What is the crossed extensor reflex ?

Activation of extensor muscles and inhibition of flexor muscles
Used to compensate for extra load imposed by the limb withdrawing


What are central pattern generators ?

Give rise to rhythmic motor activity


What is the highest level of the central motor system ?

Association areas of neocortex and basal ganglia
For strategy


What is the middle level of the central motor system ?

Motor cortex and cerebellum
For tactics


What is the lowest level of the central motor system?

BRAINSTEM and spinal cord
For execution


What is the highest level of sensory feedback to he motor control hierarchy ?

Sensory info which produces a mental image of the body and the relationship to the environment


What is the middle level of sensory feedback to the motor hierarchy ?

Tactical decisions based on memory of sensory info from past experience


What is the lowest level of sensory feedback to the motor hierarchy ?

Sensory feedback used to maintain posture, muscle length and tension before and after voluntary movements


What are the descending spinal tracts ?

Lateral pathways and ventromedial pathways
- lateral= involved in voluntary movements of distal musculature and under direct cortical control
- ventromedial= involved in control of posture and locomotion under BRAINSTEM control


What is the corticospinal tract ?

Most important lateral descending pathway
Originates in neocortex -2/3 in areas 4&6 while others are from somatosensory areas of parietal lobe
Tracts terminate in dorsal arterial region of ventral horn to have an affect on distal musculature


What is the course for axons in the corticospinal pathway which originate in the cortex ?

Axons pass through internal capsule
Bridging telencephalon and thalamus to course to base of cerebral peduncles
Then through pons and then forming a bulge on the ventral surface of the medulla
At medullary pyramids axons decussates forming lateral corticospinal tract to dorsal lateral region of ventral horn


What is another lateral descending pathway ?

Rubrospinal pathway
Originates in the red nucleus and decussates in the pons to join lateral corticospinal pathway


What are the 4 ventromedial pathways ?

Vestibulospinal, tectospinal, pontine reticulospinal,and medullary reticulospinal
Originate in BRAINSTEM and terminate amount interneurons in the spinal cord
Control distal and proximal musculature


What motor area innervates distal motor units and which innervates proximal motor units ?

Supplementary motor area innervate distal motor units
Premotor are innervates proximal motor units


What is apraxia ?

Selective inability to perform complex motor acts


What is the ready set go theory ?

Readiness- dependent on activity in frontal and parietal lobes receiving info to control awareness and.

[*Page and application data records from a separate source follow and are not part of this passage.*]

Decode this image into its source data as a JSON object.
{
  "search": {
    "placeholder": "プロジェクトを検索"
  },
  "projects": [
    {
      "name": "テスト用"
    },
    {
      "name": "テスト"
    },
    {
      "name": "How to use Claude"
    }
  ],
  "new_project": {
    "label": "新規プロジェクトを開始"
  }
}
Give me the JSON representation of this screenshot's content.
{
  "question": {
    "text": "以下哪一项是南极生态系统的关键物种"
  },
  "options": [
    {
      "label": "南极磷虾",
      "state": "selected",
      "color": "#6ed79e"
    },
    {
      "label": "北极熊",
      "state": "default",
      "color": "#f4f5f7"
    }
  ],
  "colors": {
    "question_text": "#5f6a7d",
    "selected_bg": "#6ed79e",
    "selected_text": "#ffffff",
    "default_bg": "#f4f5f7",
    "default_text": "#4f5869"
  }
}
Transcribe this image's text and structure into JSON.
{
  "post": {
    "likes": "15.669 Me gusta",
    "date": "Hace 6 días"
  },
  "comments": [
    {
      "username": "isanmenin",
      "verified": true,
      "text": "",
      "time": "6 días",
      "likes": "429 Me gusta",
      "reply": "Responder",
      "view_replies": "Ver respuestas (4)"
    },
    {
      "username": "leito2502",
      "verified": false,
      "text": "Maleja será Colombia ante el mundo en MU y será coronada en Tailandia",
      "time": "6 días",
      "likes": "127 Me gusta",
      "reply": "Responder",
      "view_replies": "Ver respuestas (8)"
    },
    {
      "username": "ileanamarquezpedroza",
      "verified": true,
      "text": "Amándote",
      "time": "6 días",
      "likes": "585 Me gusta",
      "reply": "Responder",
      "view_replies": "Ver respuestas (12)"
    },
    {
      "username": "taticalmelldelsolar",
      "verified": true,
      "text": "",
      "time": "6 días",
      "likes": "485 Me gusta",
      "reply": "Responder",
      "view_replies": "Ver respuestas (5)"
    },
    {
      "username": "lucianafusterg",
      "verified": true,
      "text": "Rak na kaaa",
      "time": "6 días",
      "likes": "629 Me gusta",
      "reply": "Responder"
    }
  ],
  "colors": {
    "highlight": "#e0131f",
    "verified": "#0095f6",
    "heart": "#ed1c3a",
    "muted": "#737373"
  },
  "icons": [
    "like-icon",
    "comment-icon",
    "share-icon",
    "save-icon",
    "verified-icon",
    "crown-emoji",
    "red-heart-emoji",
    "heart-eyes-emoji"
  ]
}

Alter ness
Set - dependent upon activity in sma and PMA where movement strategies are devised
Go- activity of the primary motor cortex which receives major input from are 6


Where does the basal ganglia send info to ?

The VLo of the ventral lateral nucleus of the thalamus


What is a major subcortical input to area 6 ?

VLo of the ventral lateral nucleus of the thalamus


Where does the basal ganglia receive inputs from ?

Cerebral cortex - frontal, parietal and prefrontal
So there is a loop of info that cycles from cortex through basal ganglia back to cortex


What is the basal ganglia made up of ?

Caudate nucleus
Globus pallidus - internal and external
Subthalamic nucleus
Substantia nigra


What makes up the striatum ?

Caudate nucleus and putamen
Target of cortical input to basal ganglia


What is the globus pallidus of the basal ganglia important for ?

Source of output to the thalamus


Which layer of m1 does the activation of lower motor neurons originate ?



What do the neurons of m1 encode ?

Both force and direction of voluntary movements


What is ataxia ?

Uncoordinated and inaccurate movements


Why is dysnergia ?

Decomposition of synergistic multipoint movements


What is dysmetria ?

People who have this will have finger movements which either come up short or shoot past the nose


What is the cerebellum critical for?

Proper execution of planned, voluntary and multipoint movements

Instructs m1 with respect to movement directions, timing and force
Predictions the cerebellum makes are based on past experience therefore it's involved in motor learning